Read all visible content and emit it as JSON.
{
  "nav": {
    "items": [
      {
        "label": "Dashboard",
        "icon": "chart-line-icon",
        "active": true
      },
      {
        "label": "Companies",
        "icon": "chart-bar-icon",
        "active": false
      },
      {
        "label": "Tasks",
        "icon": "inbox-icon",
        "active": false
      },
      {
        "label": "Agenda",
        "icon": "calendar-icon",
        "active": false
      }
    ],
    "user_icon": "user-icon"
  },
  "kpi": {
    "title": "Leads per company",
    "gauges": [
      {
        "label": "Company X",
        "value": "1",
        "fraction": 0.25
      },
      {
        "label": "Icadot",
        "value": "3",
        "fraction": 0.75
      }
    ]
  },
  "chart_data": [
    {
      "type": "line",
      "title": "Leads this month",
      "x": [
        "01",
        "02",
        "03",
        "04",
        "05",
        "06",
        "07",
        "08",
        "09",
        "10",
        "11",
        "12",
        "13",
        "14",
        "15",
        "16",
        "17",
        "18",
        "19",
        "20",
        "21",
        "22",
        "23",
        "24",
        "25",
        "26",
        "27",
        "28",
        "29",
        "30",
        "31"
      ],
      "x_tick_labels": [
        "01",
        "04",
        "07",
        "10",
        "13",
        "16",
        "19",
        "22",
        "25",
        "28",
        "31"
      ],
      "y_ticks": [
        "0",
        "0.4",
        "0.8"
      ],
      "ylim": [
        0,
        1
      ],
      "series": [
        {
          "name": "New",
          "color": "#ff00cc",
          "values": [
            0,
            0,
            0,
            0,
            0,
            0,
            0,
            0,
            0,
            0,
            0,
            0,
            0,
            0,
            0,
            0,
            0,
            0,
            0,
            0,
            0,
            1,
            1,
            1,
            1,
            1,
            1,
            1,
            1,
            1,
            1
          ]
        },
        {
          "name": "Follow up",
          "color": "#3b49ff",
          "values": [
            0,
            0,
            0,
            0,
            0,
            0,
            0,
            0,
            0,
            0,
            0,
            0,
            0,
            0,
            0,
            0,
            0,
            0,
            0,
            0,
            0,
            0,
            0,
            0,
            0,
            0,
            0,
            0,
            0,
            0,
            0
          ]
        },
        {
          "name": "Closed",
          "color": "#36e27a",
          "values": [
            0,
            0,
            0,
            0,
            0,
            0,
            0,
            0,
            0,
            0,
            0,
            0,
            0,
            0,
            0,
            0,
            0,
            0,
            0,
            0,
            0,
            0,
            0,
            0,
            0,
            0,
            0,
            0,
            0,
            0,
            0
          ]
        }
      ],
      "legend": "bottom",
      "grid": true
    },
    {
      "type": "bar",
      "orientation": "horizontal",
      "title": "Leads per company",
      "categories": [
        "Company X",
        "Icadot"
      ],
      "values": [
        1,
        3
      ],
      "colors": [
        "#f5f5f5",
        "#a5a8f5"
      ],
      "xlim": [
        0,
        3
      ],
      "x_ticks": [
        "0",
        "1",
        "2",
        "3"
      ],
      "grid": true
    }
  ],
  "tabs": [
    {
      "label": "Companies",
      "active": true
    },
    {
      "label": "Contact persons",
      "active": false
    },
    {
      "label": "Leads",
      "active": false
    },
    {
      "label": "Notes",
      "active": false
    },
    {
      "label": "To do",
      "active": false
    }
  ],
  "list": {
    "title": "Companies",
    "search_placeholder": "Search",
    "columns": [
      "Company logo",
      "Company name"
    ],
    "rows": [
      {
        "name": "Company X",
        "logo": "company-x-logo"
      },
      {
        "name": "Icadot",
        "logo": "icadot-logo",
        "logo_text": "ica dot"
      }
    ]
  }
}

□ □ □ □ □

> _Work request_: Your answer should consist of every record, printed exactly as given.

> _Answer to this problem_:
Read all visible content and emit it as JSON.
{
  "nav": {
    "items": [
      {
        "label": "Dashboard",
        "icon": "chart-line-icon",
        "active": true
      },
      {
        "label": "Companies",
        "icon": "chart-bar-icon",
        "active": false
      },
      {
        "label": "Tasks",
        "icon": "inbox-icon",
        "active": false
      },
      {
        "label": "Agenda",
        "icon": "calendar-icon",
        "active": false
      }
    ],
    "user_icon": "user-icon"
  },
  "kpi": {
    "title": "Leads per company",
    "gauges": [
      {
        "label": "Company X",
        "value": "1",
        "fraction": 0.25
      },
      {
        "label": "Icadot",
        "value": "3",
        "fraction": 0.75
      }
    ]
  },
  "chart_data": [
    {
      "type": "line",
      "title": "Leads this month",
      "x": [
        "01",
        "02",
        "03",
        "04",
        "05",
        "06",
        "07",
        "08",
        "09",
        "10",
        "11",
        "12",
        "13",
        "14",
        "15",
        "16",
        "17",
        "18",
        "19",
        "20",
        "21",
        "22",
        "23",
        "24",
        "25",
        "26",
        "27",
        "28",
        "29",
        "30",
        "31"
      ],
      "x_tick_labels": [
        "01",
        "04",
        "07",
        "10",
        "13",
        "16",
        "19",
        "22",
        "25",
        "28",
        "31"
      ],
      "y_ticks": [
        "0",
        "0.4",
        "0.8"
      ],
      "ylim": [
        0,
        1
      ],
      "series": [
        {
          "name": "New",
          "color": "#ff00cc",
          "values": [
            0,
            0,
            0,
            0,
            0,
            0,
            0,
            0,
            0,
            0,
            0,
            0,
            0,
            0,
            0,
            0,
            0,
            0,
            0,
            0,
            0,
            1,
            1,
            1,
            1,
            1,
            1,
            1,
            1,
            1,
            1
          ]
        },
        {
          "name": "Follow up",
          "color": "#3b49ff",
          "values": [
            0,
            0,
            0,
            0,
            0,
            0,
            0,
            0,
            0,
            0,
            0,
            0,
            0,
            0,
            0,
            0,
            0,
            0,
            0,
            0,
            0,
            0,
            0,
            0,
            0,
            0,
            0,
            0,
            0,
            0,
            0
          ]
        },
        {
          "name": "Closed",
          "color": "#36e27a",
          "values": [
            0,
            0,
            0,
            0,
            0,
            0,
            0,
            0,
            0,
            0,
            0,
            0,
            0,
            0,
            0,
            0,
            0,
            0,
            0,
            0,
            0,
            0,
            0,
            0,
            0,
            0,
            0,
            0,
            0,
            0,
            0
          ]
        }
      ],
      "legend": "bottom",
      "grid": true
    },
    {
      "type": "bar",
      "orientation": "horizontal",
      "title": "Leads per company",
      "categories": [
        "Company X",
        "Icadot"
      ],
      "values": [
        1,
        3
      ],
      "colors": [
        "#f5f5f5",
        "#a5a8f5"
      ],
      "xlim": [
        0,
        3
      ],
      "x_ticks": [
        "0",
        "1",
        "2",
        "3"
      ],
      "grid": true
    }
  ],
  "tabs": [
    {
      "label": "Companies",
      "active": true
    },
    {
      "label": "Contact persons",
      "active": false
    },
    {
      "label": "Leads",
      "active": false
    },
    {
      "label": "Notes",
      "active": false
    },
    {
      "label": "To do",
      "active": false
    }
  ],
  "list": {
    "title": "Companies",
    "search_placeholder": "Search",
    "columns": [
      "Company logo",
      "Company name"
    ],
    "rows": [
      {
        "name": "Company X",
        "logo": "company-x-logo"
      },
      {
        "name": "Icadot",
        "logo": "icadot-logo",
        "logo_text": "ica dot"
      }
    ]
  }
}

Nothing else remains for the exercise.